I intuitively knew that recreating the atmosphere that I would be in, especially a heightened one, would help my psyche during the real performance. Now that I have more experience and have read much more about this phenomenon, I can say that it is quite remarkable that it actually works.

A study in the 1970s asked skilled scuba divers to remember a list of words in water or on land and retrieve them either in the same or different environment. If found that participants recalled more words if the encoding and retrieval contexts were the same, whether land or water. This is called state or context dependent memory (the state part relates to the mood that you’re in — so if you learn in a happy mood, you’re likely to retrieve more in a happy mood and might retrieve more pleasant words than unpleasant; the opposite would be true if you were in an unhappy mood).
— Psychology: A Beginner's Guide by G. Neil Martin

The same that holds true for the divers also holds true to performing. Whether it is guitar, a speech, or any other situation, you can "trick" your brain into recalling for the event by simulation. It may seem like common sense, but the science above gives evidence of the reality. When our adrenaline is rushing before a performance it can be difficult to calm that anxiety. By already practicing as if you have already been in that moment, you can work to ease the stress that bombards you at that moment.

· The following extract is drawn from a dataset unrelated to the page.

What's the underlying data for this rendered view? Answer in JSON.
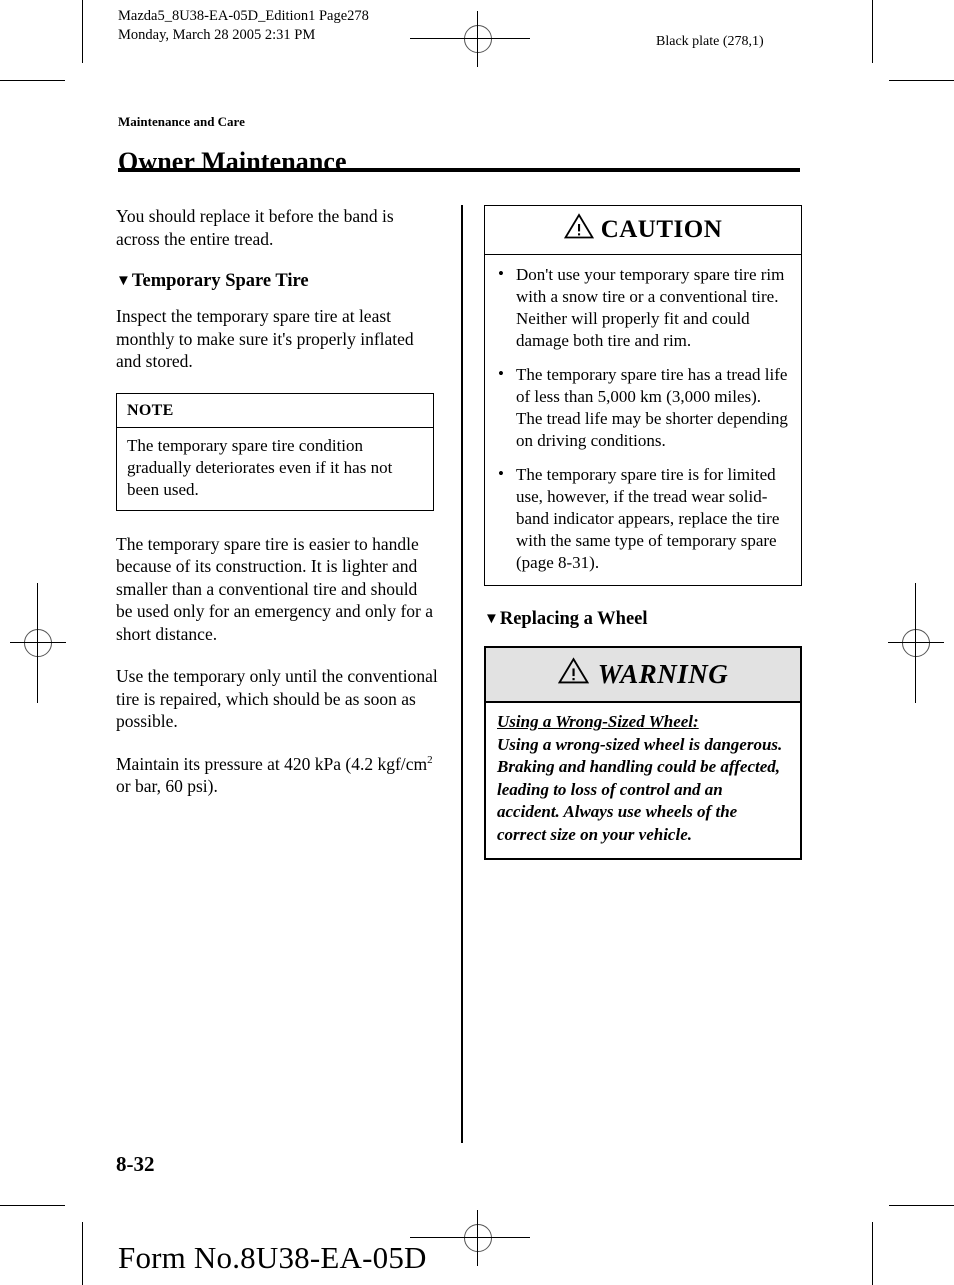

For me, the ability to record video easily is one of the greatest gifts that technology has given me. It allows for immediate feedback and the heightened sense of performing in front of an audience. The recording listens and doesn't lie! I encourage you to add this type of practice to your routine and you will find that when performances happen the coping mechanisms are much more effective.